WHAT YOU HAVE TO DO ▸
In the data below, which lines contain "Access"? List them by copying each one.
(DATASET begins)
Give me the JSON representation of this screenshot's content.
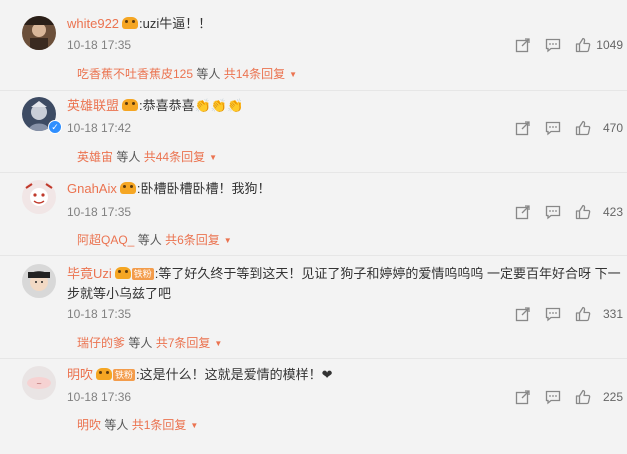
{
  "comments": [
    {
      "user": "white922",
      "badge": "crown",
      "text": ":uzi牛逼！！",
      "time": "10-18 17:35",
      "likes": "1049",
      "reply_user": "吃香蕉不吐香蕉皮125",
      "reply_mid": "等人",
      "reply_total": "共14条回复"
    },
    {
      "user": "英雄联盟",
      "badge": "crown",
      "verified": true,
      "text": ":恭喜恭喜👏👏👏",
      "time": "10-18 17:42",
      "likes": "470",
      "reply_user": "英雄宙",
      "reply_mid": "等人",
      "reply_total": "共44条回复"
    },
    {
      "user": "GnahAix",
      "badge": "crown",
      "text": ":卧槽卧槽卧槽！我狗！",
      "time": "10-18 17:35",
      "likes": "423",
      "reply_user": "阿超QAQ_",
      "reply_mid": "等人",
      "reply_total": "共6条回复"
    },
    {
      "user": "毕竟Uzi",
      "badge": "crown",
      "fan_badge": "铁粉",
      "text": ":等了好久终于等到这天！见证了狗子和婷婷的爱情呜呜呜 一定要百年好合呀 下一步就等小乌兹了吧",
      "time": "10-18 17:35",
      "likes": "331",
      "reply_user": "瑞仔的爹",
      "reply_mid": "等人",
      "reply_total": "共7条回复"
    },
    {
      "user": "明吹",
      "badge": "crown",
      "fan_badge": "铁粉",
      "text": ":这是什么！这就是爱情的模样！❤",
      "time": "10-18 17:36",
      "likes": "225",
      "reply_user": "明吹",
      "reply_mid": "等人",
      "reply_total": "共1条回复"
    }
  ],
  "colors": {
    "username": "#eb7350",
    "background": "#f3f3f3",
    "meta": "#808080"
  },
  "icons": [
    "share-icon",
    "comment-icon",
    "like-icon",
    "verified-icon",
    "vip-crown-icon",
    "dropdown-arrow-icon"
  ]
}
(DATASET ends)
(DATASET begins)
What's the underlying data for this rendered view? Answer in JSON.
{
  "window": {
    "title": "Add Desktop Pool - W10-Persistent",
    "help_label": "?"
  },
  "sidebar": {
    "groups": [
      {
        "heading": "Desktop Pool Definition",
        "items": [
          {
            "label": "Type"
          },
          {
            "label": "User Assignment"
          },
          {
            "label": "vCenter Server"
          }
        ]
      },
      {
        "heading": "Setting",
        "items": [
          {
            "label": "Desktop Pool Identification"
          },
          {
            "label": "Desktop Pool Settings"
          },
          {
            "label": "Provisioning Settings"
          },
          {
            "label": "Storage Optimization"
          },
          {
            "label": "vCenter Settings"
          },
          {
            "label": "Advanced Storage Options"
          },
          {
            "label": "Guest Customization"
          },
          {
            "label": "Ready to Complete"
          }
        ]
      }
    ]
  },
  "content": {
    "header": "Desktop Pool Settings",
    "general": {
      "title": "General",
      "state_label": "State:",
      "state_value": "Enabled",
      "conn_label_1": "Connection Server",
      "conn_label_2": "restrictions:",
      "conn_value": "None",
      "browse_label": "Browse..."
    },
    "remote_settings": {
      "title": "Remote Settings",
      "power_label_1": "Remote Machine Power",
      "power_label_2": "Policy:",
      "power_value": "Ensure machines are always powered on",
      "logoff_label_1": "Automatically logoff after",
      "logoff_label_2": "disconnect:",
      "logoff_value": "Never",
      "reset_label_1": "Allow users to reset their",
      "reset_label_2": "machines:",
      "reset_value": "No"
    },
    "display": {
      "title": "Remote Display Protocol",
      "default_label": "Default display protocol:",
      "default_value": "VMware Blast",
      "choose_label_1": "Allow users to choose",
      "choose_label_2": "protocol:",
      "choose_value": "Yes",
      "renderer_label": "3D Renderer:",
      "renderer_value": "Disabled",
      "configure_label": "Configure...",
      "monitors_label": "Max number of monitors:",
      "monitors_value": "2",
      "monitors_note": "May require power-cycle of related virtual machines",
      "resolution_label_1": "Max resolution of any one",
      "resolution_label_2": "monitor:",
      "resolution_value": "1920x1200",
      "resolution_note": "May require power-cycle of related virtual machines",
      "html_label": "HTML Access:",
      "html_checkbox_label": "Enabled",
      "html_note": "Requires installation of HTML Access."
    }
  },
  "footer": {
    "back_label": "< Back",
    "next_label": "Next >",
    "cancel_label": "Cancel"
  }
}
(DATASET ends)
RESULT ▸
      "html_label": "HTML Access:",
      "html_note": "Requires installation of HTML Access."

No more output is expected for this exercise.